Task statement: Report back each line of the data that contains the word "rest".

Segment Start: Task material

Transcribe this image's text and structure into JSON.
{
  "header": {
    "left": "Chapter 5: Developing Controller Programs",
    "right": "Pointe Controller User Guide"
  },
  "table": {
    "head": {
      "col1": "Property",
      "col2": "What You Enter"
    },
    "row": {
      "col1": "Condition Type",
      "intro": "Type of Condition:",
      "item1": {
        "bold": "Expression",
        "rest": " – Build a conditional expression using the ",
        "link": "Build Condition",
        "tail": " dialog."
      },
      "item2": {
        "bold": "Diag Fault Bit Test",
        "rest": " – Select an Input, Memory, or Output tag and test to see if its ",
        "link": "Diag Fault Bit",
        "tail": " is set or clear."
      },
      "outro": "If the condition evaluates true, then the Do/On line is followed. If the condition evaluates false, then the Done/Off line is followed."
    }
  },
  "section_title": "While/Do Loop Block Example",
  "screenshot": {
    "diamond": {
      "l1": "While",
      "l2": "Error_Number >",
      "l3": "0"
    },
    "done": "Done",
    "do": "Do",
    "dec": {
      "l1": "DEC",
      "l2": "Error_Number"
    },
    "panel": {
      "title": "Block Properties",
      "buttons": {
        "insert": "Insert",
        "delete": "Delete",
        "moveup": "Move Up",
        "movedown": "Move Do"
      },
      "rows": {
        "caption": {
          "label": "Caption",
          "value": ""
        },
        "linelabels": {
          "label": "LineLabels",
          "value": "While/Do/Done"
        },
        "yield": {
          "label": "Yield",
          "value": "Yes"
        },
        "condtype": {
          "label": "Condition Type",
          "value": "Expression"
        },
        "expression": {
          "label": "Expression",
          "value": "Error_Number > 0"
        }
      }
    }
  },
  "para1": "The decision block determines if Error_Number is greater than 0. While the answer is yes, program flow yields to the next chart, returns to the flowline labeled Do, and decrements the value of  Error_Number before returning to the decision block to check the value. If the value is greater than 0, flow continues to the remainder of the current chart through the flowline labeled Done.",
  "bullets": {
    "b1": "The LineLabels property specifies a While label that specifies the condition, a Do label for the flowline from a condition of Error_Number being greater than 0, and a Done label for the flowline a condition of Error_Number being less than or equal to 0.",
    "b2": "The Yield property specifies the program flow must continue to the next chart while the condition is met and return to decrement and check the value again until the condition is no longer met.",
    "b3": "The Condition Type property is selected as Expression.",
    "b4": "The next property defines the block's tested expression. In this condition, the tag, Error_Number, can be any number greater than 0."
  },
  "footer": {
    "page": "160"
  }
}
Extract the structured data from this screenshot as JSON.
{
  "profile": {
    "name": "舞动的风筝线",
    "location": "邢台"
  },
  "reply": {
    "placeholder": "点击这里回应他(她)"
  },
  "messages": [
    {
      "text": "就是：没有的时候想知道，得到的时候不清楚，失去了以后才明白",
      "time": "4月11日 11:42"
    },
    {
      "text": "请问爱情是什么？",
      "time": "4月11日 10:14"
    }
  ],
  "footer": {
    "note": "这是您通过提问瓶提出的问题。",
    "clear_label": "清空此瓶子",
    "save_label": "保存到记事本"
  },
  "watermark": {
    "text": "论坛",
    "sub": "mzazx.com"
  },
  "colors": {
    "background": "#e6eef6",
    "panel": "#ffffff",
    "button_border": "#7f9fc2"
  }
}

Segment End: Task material

Answer to the exercise:
        "rest": " – Build a conditional expression using the ",
        "rest": " – Select an Input, Memory, or Output tag and test to see if its ",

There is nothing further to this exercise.